● AIM OF THE EXERCISE: Everything in the listing except the pictures should be written out exactly.
Segment Open
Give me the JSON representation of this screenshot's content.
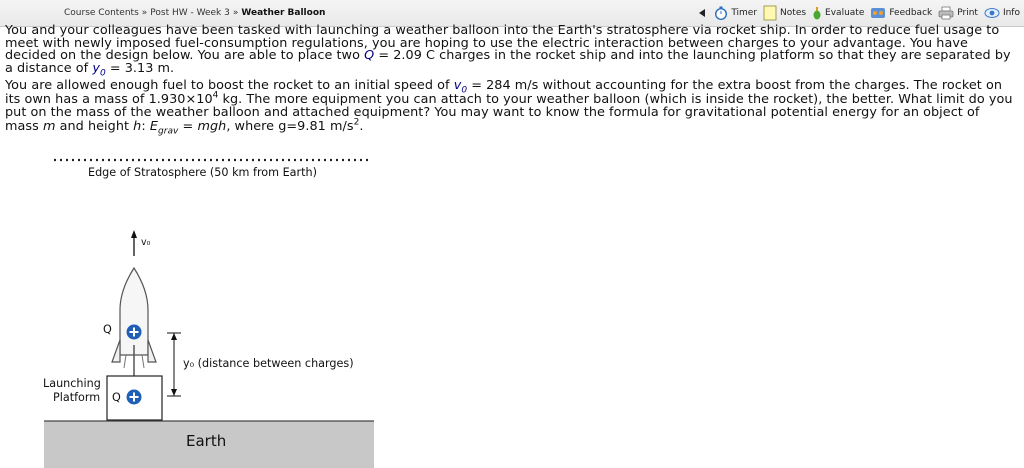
{
  "breadcrumb": {
    "items": [
      "Course Contents",
      "Post HW - Week 3"
    ],
    "separator": "»",
    "current": "Weather Balloon"
  },
  "toolbar": {
    "timer": "Timer",
    "notes": "Notes",
    "evaluate": "Evaluate",
    "feedback": "Feedback",
    "print": "Print",
    "info": "Info"
  },
  "problem": {
    "p1": {
      "a": "You and your colleagues have been tasked with launching a weather balloon into the Earth's stratosphere via rocket ship. In order to reduce fuel usage to meet with newly imposed fuel-consumption regulations, you are hoping to use the electric interaction between charges to your advantage. You have decided on the design below. You are able to place two ",
      "Q": "Q",
      "b": " = 2.09 C charges in the rocket ship and into the launching platform so that they are separated by a distance of ",
      "y": "y",
      "ysub": "0",
      "c": " = 3.13 m."
    },
    "p2": {
      "a": "You are allowed enough fuel to boost the rocket to an initial speed of ",
      "v": "v",
      "vsub": "0",
      "b": " = 284 m/s without accounting for the extra boost from the charges. The rocket on its own has a mass of 1.930×10",
      "exp": "4",
      "c": " kg. The more equipment you can attach to your weather balloon (which is inside the rocket), the better. What limit do you put on the mass of the weather balloon and attached equipment? You may want to know the formula for gravitational potential energy for an object of mass ",
      "m": "m",
      "d": " and height ",
      "h": "h",
      "e": ": ",
      "E": "E",
      "Esub": "grav",
      "f": " = ",
      "mgh": "mgh",
      "g": ", where g=9.81 m/s",
      "gexp": "2",
      "end": "."
    }
  },
  "diagram": {
    "stratosphere": "Edge of Stratosphere (50 km from Earth)",
    "v0_label": "v₀",
    "q_label_top": "Q",
    "q_label_bottom": "Q",
    "charge_symbol": "+",
    "y0_label": "y₀ (distance between charges)",
    "platform_label_line1": "Launching",
    "platform_label_line2": "Platform",
    "earth_label": "Earth"
  },
  "colors": {
    "charge_fill": "#1f5fb5",
    "nav_arrow": "#3aa64a",
    "earth_fill": "#c8c8c8"
  }
}
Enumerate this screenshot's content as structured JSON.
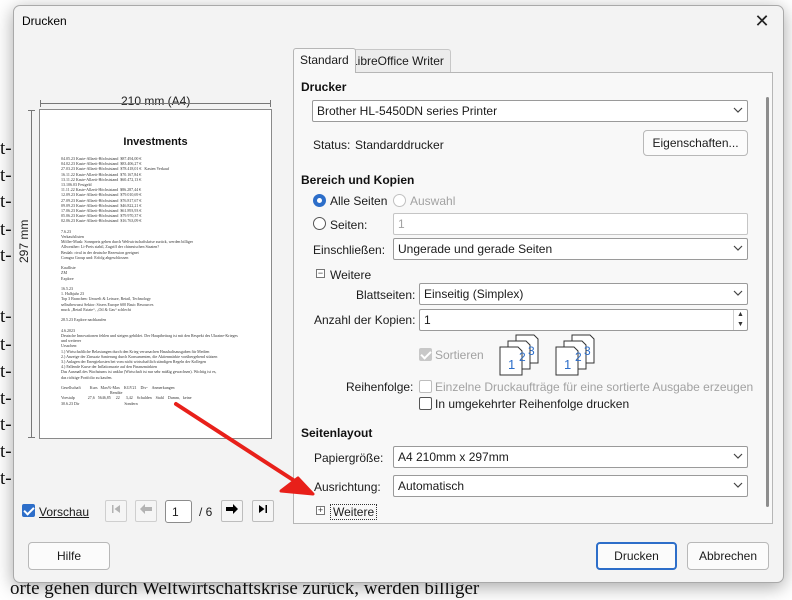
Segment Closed
● WRITTEN ANSWER:
Give me the JSON representation of this screenshot's content.
{
  "breadcrumb": {
    "items": [
      "Course Contents",
      "Post HW - Week 3"
    ],
    "separator": "»",
    "current": "Weather Balloon"
  },
  "toolbar": {
    "timer": "Timer",
    "notes": "Notes",
    "evaluate": "Evaluate",
    "feedback": "Feedback",
    "print": "Print",
    "info": "Info"
  },
  "problem": {
    "p1": {
      "a": "You and your colleagues have been tasked with launching a weather balloon into the Earth's stratosphere via rocket ship. In order to reduce fuel usage to meet with newly imposed fuel-consumption regulations, you are hoping to use the electric interaction between charges to your advantage. You have decided on the design below. You are able to place two ",
      "Q": "Q",
      "b": " = 2.09 C charges in the rocket ship and into the launching platform so that they are separated by a distance of ",
      "y": "y",
      "ysub": "0",
      "c": " = 3.13 m."
    },
    "p2": {
      "a": "You are allowed enough fuel to boost the rocket to an initial speed of ",
      "v": "v",
      "vsub": "0",
      "b": " = 284 m/s without accounting for the extra boost from the charges. The rocket on its own has a mass of 1.930×10",
      "exp": "4",
      "c": " kg. The more equipment you can attach to your weather balloon (which is inside the rocket), the better. What limit do you put on the mass of the weather balloon and attached equipment? You may want to know the formula for gravitational potential energy for an object of mass ",
      "m": "m",
      "d": " and height ",
      "h": "h",
      "e": ": ",
      "E": "E",
      "Esub": "grav",
      "f": " = ",
      "mgh": "mgh",
      "g": ", where g=9.81 m/s",
      "gexp": "2",
      "end": "."
    }
  },
  "diagram": {
    "stratosphere": "Edge of Stratosphere (50 km from Earth)",
    "v0_label": "v₀",
    "q_label_top": "Q",
    "q_label_bottom": "Q",
    "charge_symbol": "+",
    "y0_label": "y₀ (distance between charges)",
    "platform_label_line1": "Launching",
    "platform_label_line2": "Platform",
    "earth_label": "Earth"
  },
  "colors": {
    "charge_fill": "#1f5fb5",
    "nav_arrow": "#3aa64a",
    "earth_fill": "#c8c8c8"
  }
}
Enumerate this screenshot's content as structured JSON.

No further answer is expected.